▸ WORK TO BE COMPLETED
Output every line below as it stands, dropping only the images.
________
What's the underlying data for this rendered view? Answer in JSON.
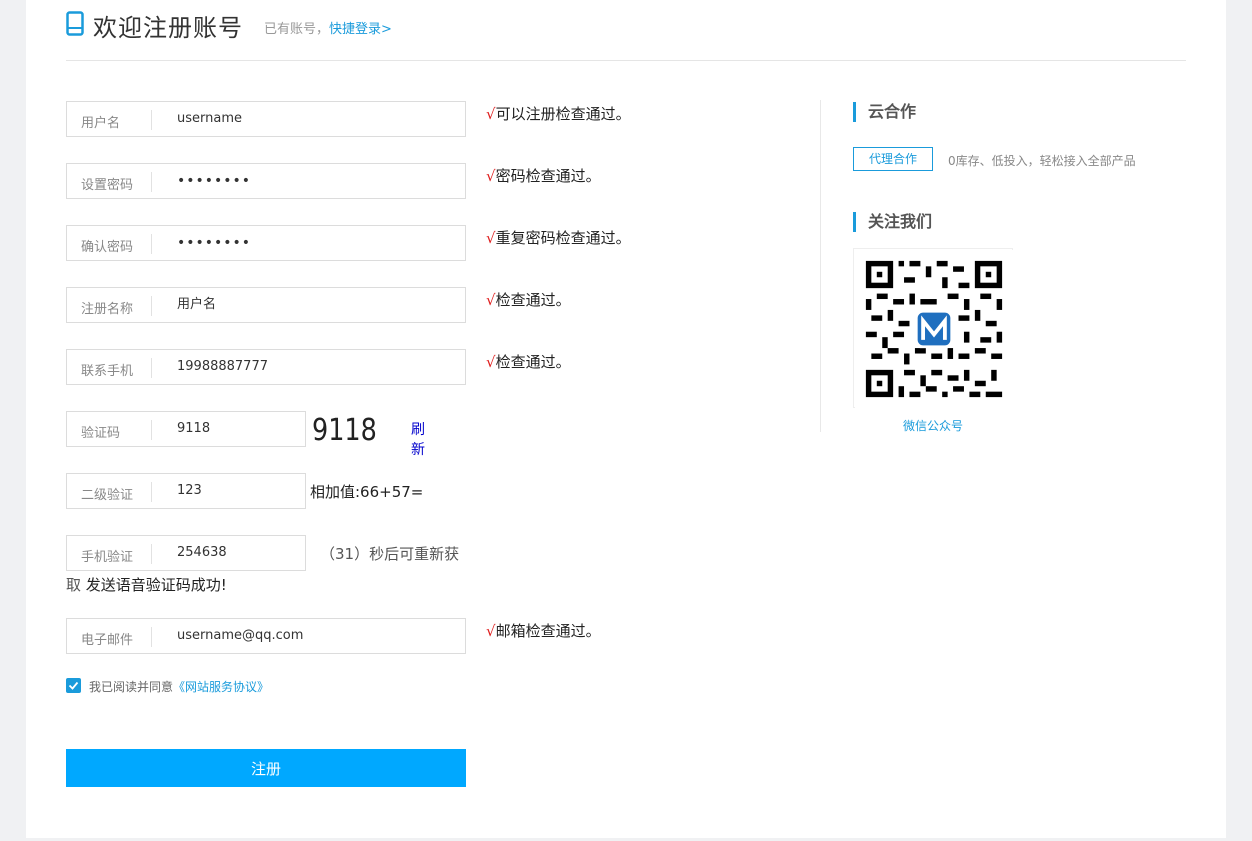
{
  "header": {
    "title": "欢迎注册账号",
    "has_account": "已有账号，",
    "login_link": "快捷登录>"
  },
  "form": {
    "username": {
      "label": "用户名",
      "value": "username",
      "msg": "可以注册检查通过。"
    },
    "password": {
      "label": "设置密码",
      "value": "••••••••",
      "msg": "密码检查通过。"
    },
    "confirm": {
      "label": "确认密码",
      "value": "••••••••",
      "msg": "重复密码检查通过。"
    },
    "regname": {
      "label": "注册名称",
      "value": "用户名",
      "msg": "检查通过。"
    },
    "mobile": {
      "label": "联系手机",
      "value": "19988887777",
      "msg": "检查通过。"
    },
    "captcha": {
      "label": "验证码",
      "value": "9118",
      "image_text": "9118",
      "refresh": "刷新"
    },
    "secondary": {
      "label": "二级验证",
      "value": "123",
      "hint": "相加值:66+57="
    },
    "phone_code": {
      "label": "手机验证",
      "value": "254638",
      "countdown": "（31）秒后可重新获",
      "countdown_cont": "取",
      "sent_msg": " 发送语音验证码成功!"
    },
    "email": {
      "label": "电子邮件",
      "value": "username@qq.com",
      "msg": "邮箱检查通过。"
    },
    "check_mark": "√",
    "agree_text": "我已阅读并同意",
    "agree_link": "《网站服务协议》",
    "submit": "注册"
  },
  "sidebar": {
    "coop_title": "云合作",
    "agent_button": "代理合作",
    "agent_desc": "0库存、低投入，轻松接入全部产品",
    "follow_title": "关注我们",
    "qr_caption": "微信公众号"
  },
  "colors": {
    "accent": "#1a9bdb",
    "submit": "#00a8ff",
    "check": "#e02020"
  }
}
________
▸ TASK SOLUTION
What's the underlying data for this rendered view? Answer in JSON.
{
  "header": {
    "title": "欢迎注册账号",
    "has_account": "已有账号，",
    "login_link": "快捷登录>"
  },
  "form": {
    "username": {
      "label": "用户名",
      "value": "username",
      "msg": "可以注册检查通过。"
    },
    "password": {
      "label": "设置密码",
      "value": "••••••••",
      "msg": "密码检查通过。"
    },
    "confirm": {
      "label": "确认密码",
      "value": "••••••••",
      "msg": "重复密码检查通过。"
    },
    "regname": {
      "label": "注册名称",
      "value": "用户名",
      "msg": "检查通过。"
    },
    "mobile": {
      "label": "联系手机",
      "value": "19988887777",
      "msg": "检查通过。"
    },
    "captcha": {
      "label": "验证码",
      "value": "9118",
      "image_text": "9118",
      "refresh": "刷新"
    },
    "secondary": {
      "label": "二级验证",
      "value": "123",
      "hint": "相加值:66+57="
    },
    "phone_code": {
      "label": "手机验证",
      "value": "254638",
      "countdown": "（31）秒后可重新获",
      "countdown_cont": "取",
      "sent_msg": " 发送语音验证码成功!"
    },
    "email": {
      "label": "电子邮件",
      "value": "username@qq.com",
      "msg": "邮箱检查通过。"
    },
    "check_mark": "√",
    "agree_text": "我已阅读并同意",
    "agree_link": "《网站服务协议》",
    "submit": "注册"
  },
  "sidebar": {
    "coop_title": "云合作",
    "agent_button": "代理合作",
    "agent_desc": "0库存、低投入，轻松接入全部产品",
    "follow_title": "关注我们",
    "qr_caption": "微信公众号"
  },
  "colors": {
    "accent": "#1a9bdb",
    "submit": "#00a8ff",
    "check": "#e02020"
  }
}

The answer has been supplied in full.